◆ ENTRIES SHOWN
*** Begin section ***
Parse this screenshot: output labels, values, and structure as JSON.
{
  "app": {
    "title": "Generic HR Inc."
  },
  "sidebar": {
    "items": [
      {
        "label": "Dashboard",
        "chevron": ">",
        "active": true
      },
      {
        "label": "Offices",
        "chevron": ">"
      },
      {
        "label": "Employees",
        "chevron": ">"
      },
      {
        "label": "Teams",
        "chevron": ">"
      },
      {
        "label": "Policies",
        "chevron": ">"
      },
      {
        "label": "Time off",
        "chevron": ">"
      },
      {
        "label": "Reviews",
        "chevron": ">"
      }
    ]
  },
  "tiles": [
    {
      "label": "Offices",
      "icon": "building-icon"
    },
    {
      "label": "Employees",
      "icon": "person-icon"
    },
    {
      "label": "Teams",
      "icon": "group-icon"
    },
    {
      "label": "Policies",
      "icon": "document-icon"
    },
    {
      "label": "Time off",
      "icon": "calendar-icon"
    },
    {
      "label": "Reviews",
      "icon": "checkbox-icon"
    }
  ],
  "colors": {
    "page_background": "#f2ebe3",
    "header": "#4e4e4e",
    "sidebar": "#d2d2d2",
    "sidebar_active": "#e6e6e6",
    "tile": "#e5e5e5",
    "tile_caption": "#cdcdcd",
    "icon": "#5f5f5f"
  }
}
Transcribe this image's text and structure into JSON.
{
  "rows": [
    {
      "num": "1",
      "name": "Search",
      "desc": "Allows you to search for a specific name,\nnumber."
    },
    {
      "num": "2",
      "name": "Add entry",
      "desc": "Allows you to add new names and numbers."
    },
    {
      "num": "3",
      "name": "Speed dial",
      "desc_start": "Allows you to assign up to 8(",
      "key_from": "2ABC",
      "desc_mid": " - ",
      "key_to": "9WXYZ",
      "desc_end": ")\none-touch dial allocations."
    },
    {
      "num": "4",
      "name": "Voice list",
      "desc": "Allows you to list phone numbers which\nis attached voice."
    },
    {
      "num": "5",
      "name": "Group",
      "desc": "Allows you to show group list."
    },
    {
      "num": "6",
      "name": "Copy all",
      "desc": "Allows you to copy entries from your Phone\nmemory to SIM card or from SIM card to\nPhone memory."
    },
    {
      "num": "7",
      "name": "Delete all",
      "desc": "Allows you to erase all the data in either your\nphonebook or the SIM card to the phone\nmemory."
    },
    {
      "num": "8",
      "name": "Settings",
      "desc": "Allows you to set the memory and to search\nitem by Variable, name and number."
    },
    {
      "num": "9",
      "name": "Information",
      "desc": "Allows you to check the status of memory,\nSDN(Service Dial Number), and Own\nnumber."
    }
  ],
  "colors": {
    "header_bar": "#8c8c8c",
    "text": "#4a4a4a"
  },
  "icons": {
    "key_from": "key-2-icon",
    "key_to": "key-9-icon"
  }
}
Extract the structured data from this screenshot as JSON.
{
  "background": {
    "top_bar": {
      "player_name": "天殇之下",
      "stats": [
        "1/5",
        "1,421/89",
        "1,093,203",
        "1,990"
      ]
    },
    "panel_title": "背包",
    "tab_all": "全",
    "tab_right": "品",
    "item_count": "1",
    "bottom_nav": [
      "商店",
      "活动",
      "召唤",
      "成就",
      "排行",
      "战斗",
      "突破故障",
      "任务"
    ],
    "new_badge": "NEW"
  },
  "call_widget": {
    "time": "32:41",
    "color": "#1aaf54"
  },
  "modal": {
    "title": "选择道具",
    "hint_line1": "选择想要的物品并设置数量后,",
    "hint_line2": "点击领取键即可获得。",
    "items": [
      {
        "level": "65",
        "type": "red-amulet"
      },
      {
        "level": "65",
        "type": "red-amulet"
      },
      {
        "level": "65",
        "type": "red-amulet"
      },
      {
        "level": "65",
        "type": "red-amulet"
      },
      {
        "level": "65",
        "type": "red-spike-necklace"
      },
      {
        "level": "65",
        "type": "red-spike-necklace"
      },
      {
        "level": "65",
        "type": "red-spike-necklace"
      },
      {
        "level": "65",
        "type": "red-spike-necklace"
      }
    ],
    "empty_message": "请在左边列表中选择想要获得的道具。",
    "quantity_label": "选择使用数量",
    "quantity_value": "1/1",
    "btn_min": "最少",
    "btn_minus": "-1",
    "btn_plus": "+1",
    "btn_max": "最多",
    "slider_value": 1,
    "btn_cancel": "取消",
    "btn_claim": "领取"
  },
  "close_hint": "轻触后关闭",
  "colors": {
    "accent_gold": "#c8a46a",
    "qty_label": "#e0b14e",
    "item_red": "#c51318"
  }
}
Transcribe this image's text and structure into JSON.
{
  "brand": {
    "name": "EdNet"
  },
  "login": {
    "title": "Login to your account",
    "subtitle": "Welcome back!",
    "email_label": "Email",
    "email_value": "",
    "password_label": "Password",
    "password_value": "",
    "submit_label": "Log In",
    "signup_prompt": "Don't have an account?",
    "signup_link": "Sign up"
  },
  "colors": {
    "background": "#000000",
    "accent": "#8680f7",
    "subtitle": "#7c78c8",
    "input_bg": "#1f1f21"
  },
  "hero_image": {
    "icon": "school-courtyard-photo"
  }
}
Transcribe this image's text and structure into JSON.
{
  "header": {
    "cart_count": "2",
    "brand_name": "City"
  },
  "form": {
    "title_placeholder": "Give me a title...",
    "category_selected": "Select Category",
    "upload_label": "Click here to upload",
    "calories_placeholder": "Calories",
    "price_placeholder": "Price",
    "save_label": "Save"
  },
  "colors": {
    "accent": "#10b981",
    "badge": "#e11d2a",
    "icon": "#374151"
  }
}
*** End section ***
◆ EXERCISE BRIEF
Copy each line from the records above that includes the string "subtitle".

◆ ANSWER TO THIS PROBLEM
    "subtitle": "Welcome back!",
    "subtitle": "#7c78c8",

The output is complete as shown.